Usually, they are just that. But sometimes the memory lapses seem more serious. We start forgetting things that we normally wouldn’t. Tasks that used to be routine are suddenly confusing. Something has changed. Something seems wrong. Turns out, our instincts may be right.
There is increasing evidence that our own perceptions of memory problems are often a valid early marker of changes in the brain leading to Alzheimer’s disease, according to research in five studies presented this week at the Alzheimer’s Association International Conference in Boston.
In one of the studies, researchers at Brigham and Women’s Hospital and Massachusetts General Hospital in Boston found a strong correlation between patient concerns about their memories and a buildup of amyloid-beta that’s found in the brains of those with Alzheimer’s disease. A related French study found patients’ concern about memory is often a sign of cognitive decline in those who carry the ApoE4 gene that is a marker for Alzheimer’s disease. A third study from the University of Kentucky found those who reported a decline in memory were twice as likely to be diagnosed with mild cognitive impairment or dementia as those who said their memory hadn’t changed.

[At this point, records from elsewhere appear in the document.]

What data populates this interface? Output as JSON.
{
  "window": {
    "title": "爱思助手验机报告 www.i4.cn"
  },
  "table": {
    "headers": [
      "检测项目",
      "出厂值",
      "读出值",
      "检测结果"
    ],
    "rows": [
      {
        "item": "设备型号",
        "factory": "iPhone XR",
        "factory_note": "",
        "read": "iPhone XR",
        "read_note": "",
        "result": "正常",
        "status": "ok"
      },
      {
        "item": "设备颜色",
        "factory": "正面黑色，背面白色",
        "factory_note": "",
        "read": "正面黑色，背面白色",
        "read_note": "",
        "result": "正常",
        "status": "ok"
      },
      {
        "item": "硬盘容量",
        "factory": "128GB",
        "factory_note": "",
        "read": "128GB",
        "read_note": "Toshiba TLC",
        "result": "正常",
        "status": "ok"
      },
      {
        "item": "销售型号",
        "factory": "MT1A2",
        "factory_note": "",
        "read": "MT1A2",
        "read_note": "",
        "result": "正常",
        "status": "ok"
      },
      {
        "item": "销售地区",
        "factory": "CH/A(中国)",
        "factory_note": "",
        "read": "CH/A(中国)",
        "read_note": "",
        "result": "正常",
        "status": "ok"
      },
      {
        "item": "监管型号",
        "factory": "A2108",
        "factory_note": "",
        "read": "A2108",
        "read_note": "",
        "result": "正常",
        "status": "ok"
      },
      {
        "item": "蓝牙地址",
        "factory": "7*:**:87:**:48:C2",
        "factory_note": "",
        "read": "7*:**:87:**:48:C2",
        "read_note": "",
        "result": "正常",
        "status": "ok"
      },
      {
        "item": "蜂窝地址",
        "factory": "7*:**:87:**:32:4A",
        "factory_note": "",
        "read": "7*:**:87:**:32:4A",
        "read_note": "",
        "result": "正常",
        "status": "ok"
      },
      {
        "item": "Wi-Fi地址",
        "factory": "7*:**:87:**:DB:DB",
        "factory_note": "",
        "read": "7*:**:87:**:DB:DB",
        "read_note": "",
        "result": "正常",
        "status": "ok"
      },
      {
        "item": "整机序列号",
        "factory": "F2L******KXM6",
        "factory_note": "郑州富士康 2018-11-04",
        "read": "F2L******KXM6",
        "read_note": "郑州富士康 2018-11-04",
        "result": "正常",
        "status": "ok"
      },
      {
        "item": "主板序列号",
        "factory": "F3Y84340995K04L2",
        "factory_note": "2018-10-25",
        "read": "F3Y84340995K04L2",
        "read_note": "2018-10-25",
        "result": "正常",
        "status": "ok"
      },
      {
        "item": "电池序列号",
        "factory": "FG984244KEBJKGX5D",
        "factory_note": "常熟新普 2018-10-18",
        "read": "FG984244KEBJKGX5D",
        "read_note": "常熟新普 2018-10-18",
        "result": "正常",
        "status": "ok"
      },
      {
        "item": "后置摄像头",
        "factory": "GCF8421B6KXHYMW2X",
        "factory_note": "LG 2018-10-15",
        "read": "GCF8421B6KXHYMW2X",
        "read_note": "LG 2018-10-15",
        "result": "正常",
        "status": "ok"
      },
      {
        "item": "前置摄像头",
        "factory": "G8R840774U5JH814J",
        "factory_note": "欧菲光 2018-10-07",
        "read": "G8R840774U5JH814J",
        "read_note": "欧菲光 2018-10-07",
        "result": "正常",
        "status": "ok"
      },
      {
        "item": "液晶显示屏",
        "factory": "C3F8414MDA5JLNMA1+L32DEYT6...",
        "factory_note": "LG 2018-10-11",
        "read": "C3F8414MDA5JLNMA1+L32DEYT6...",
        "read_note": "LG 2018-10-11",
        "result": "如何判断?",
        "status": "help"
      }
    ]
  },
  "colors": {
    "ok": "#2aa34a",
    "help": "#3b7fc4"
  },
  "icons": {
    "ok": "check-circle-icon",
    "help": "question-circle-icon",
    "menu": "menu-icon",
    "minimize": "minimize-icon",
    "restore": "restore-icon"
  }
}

These studies show that people can be accurate judges of their own mental decline at the earliest stages of Alzheimer’s disease, said Rebecca Amariglio, lead author of the Brigham and Women’s study. She anticipates that this line of research will provide critical information for future Alzheimer’s prevention trials that are searching for ways to slow or reverse the progression of the disease.
Does this mean that every time we forget where we parked the car, we’re heading toward dementia? Absolutely not. With focus and practice we can improve that type of memory. Try these simple tricks to remember everyday things. It does mean, however, that if we have real concerns about our memory, it’s worth talking to our doctor — and making sure he or she takes us seriously.
The Alzheimer’s Association has created this list of 10 Early Signs and Symptoms of Alzheimer’s:
• Memory changes that disrupt daily life.
• Challenges in planning or solving problems.
• Difficulty completing familiar tasks at home, at work or at leisure.
• Confusion with time or place.
• Trouble understanding visual images and spatial relationships.
• New problems with words in speaking or writing.
• Misplacing things and losing the ability to retrace steps.
• Decreased or poor judgment.
• Withdrawal from work or social activities.
• Changes in mood and personality.
Photo credit: Vince Garcia
Also of Interest
- 6 Food That Will Lower Your Risk of Dementia
- Making Memories at Memory Cafes
- Join AARP: Savings, resources and news for your well-being
See the AARP home page for deals, savings tips, trivia and more